Presentation on theme: "1 Review: Mobile Sensor Networks An Overview prepared by Y.C. Wang and Y.C. Tseng."— Presentation transcript:
1 Review: Mobile Sensor Networks An Overview prepared by Y.C. Wang and Y.C. Tseng
2 Introduction As sensors become widely deployed, some sensors may be enhanced with mobility. Such mobile sensors may be more powerful and can re-charge themselves automatically. An important application is in the robot area. Why need mobile sensors? Resilient to failures Reactive to events Support disparate missions
3 Research Directions on Mobile Sensor Networks Improve network topology WSN deployment WSN fault diagnosis Enhance sensing in WSN Enhance routing in WSN Applications
4 Improve Network Topology (1/2) Make a stronger network P. Basu and J. Redi, Movement control algorithms for realization of fault-tolerant ad hoc robot networks, IEEE Network, vol. 18, no. 4, pp. 36 – 44, Find out cut-vertices and move sensors around to make the network biconnected. cutvertex
5 Improve Network Topology (2/2) Enhancing an existing WSN S. Zhou, M. Y. Wu, and W. Shu, Finding optimal placements for mobile sensors: wireless sensor network topology adjustment, in IEEE Circuits and Systems Symposium on Emerging Technologies: Frontiers of Mobile and Wireless Communication, 2004, pp. 529 – 532. Randomly drop sensors may not guarantee a connected network Add mobile sensors to connect separated components Static sensors
6 WSN deployment (1/3) Virtual force Y. Zou and K. Chakrabarty, Sensor deployment and target localization based on virtual forces, in IEEE INFOCOM, 2003, pp – A sensor s i will be exerted by three kinds of forces An attractive force by the deployed area A repulsive force by all obstacles A force by another sensor s j (is expressed by polar coordinate notation ) w A /w R : measure of the attractive/repulsive force d th : a threshold distance moving direction of S1
7 WSN deployment (2/3) Voronoi diagram G.Wang, G. Cao, and T. L. Porta, Movement-assisted sensor deployment, in IEEE INFOCOM, 2004, pp – Use Voronoi diagram to find potential coverage holes and move sensors to cover these holes Voronoi diagram Node v is farthest to the vertex u, so it moves in that direction.
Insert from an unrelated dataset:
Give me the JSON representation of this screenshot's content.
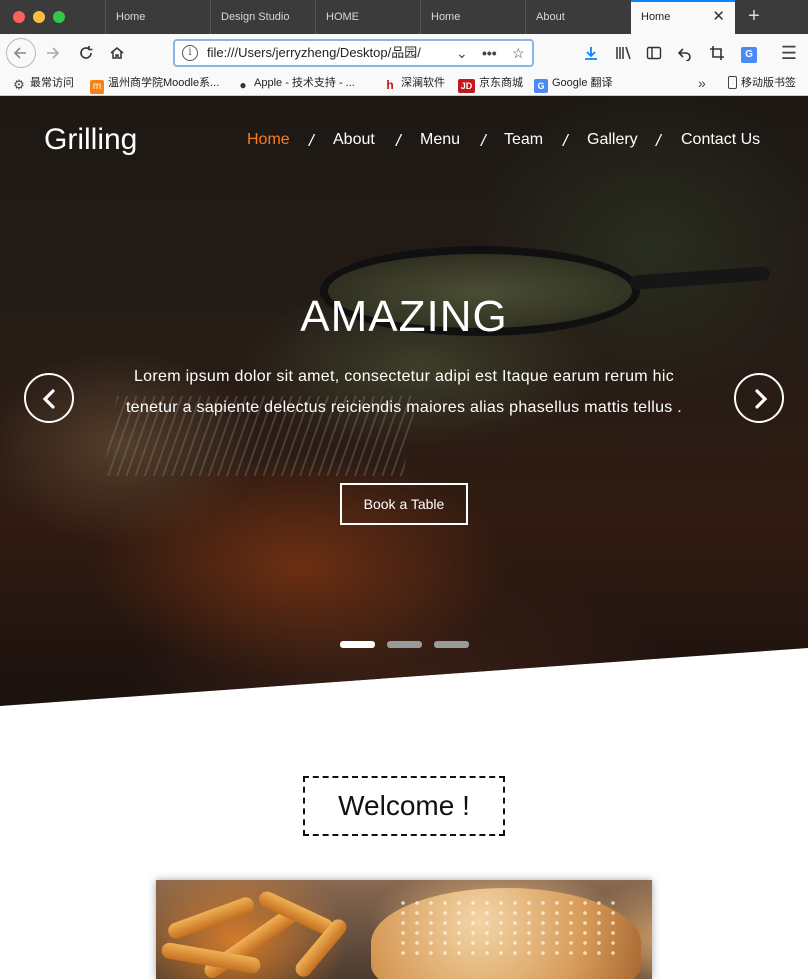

8 WSN deployment (3/3) Grid structure G. Wang, G. Cao, T. L. Porta, and W. Zhang, Sensor relocation in mobile sensor networks, in IEEE INFOCOM, 2005, pp – Grid-quorum A high-density grid sends Advertisements along its row A low-density grid sends Requests along its column Cascaded movement A direct (long) movement can be decomposed into multiple (short) movements. This can achieve better fairness.
9 WSN Diagnosis Bidding Protocol G. Wang, G. Cao, and T. L. Porta, A Bidding Protocol for Deploying Mobile Sensors, in IEEE Int l Conf. on Network Protocols, 2003, pp. 315 – 324. Static sensors estimate coverage holes, and then use hole sizes to compete for mobile sensors to move in.
10 Enhance Sensity of WSN Event-based motion Z. Butler and D. Rus, Event-based motion control for mobile-sensor networks, IEEE Pervasive Computing, vol. 2, no. 4, pp. 34 – 42, Move more sensors closer to the event locations while still maintaining complete coverage of the field (1) Initial topology of the network (2) Determine event locations (3) Move sensors around so that event areas have higher sensor density. Complete coverage is maintained.
11 Enhance routing in WSN Mobile relay W. Wang, V. Srinivasan, and K. C. Chua, Using Mobile Relays to Prolong the Lifetime of Wireless Sensor Networks, in Mobicom, 2005, pp Use mobile relay to extend the lifetime for the bottleneck nodes. Example: sensors A and B are rotated in routing packets.
12 Applications Pursuer-evader problem C. Sharp, S. Schaffert, A. Woo, N. Sastry, C. Karlof, S. Sastry, and D. Culler, Design and implementation of a sensor network system for vehicle tracking and autonomous interception, in European Workshop on Sensor Networks, 2005, pp. 93 – 107. The evader will randomly move in the sensing field The pursuer can capture the evader by the information from the static WSN static sensor evader pursuer